The city clerk’s office confirmed today that the KC Peace Planters had collected more than the 3,572 valid signatures required for two ballot measures relating to the plant under construction at 14500 Botts Road. The plant, scheduled to be fully operational in 2014, is designed for the manufacture of non-nuclear components for nuclear weapons.
It is up to the city council to decide whether to place the measures on a city election ballot, most likely in August.
The Peace Planters mounted a citizens’ initiative last year to prevent weapons manufacturing at the plant, but the city council declined to put the measure on the ballot, arguing it was illegal. These latest ballot measures were written to withstand further legal challenge by the city, according to petition coordinator Rachel MacNair.
“We took their objections into account,” MacNair said today.
But Councilman John Sharp, who represents the district that includes the plant, said he thinks at least one of the new ballot measures still has legal problems.
“This revised petition seems to have all the same flaws as the earlier one,” Sharp said.
Sharp was objecting to the first of two petitions, which calls on Kansas City to divest itself of the municipal bonds for nuclear weapons parts, to the extent allowed by law. It also states that no local agency will own the plant, as is currently the case. Finally, the ballot measure says that if the court knocks down any provision, the rest would stand.
But Sharp said that the legal problems remain because the ballot measure challenges the existing financing for the plant.
“It’s clearly too late to stop this project,” he said.
MacNair said her group knows it can’t stop the plant’s construction but wants to halt manufacturing that perpetuates nuclear weapons and wants the plant converted to a more environmentally beneficial use.
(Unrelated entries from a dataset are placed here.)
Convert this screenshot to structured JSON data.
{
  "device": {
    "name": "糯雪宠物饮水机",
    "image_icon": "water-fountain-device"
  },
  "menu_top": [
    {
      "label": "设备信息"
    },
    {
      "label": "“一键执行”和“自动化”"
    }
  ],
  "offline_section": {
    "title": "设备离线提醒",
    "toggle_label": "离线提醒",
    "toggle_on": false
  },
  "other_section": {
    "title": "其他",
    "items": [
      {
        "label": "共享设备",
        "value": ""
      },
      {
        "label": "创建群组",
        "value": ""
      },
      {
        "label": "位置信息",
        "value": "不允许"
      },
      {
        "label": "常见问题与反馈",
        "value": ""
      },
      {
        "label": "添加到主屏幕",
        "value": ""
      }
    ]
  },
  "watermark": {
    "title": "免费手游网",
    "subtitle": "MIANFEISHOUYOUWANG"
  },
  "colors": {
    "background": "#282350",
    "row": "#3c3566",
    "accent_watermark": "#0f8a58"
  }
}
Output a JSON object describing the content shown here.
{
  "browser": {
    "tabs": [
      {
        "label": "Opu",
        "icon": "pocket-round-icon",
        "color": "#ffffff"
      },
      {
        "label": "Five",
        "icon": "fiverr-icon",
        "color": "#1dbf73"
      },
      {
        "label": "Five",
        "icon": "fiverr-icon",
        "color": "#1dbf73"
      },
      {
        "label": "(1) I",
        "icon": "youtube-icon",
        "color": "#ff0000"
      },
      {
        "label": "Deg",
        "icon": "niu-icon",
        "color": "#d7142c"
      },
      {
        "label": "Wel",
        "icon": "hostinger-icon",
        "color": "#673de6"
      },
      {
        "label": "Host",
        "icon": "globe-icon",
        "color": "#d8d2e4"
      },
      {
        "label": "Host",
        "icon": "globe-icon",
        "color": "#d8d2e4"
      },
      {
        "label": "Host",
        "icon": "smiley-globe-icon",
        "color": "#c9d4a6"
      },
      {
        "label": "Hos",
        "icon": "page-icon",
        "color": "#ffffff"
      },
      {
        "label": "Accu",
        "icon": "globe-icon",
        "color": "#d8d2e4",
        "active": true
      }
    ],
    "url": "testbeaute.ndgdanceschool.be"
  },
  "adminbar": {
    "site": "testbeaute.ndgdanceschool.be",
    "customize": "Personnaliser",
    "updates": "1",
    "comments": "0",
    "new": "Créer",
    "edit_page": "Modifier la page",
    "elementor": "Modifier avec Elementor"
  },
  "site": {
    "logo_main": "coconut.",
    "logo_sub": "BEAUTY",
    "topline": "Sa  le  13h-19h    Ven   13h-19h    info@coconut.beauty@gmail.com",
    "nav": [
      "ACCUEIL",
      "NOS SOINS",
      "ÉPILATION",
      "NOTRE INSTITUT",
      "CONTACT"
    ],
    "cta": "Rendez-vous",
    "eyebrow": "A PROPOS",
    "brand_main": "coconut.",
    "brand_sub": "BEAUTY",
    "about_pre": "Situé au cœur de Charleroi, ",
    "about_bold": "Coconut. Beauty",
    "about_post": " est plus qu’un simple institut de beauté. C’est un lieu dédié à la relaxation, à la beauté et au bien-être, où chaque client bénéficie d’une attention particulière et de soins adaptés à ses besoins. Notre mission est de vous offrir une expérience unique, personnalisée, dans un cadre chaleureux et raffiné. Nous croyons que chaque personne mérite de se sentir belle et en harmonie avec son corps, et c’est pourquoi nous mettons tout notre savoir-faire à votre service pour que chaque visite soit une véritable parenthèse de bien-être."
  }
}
The second ballot measure stipulates that Kansas City will make contingency plans to convert the plant, possibly to renewable energy production, in case the plant no longer manufactures nuclear weapons components. Sharp said the second proposal doesn’t initially appear to be as problematic legally as the first ballot proposal.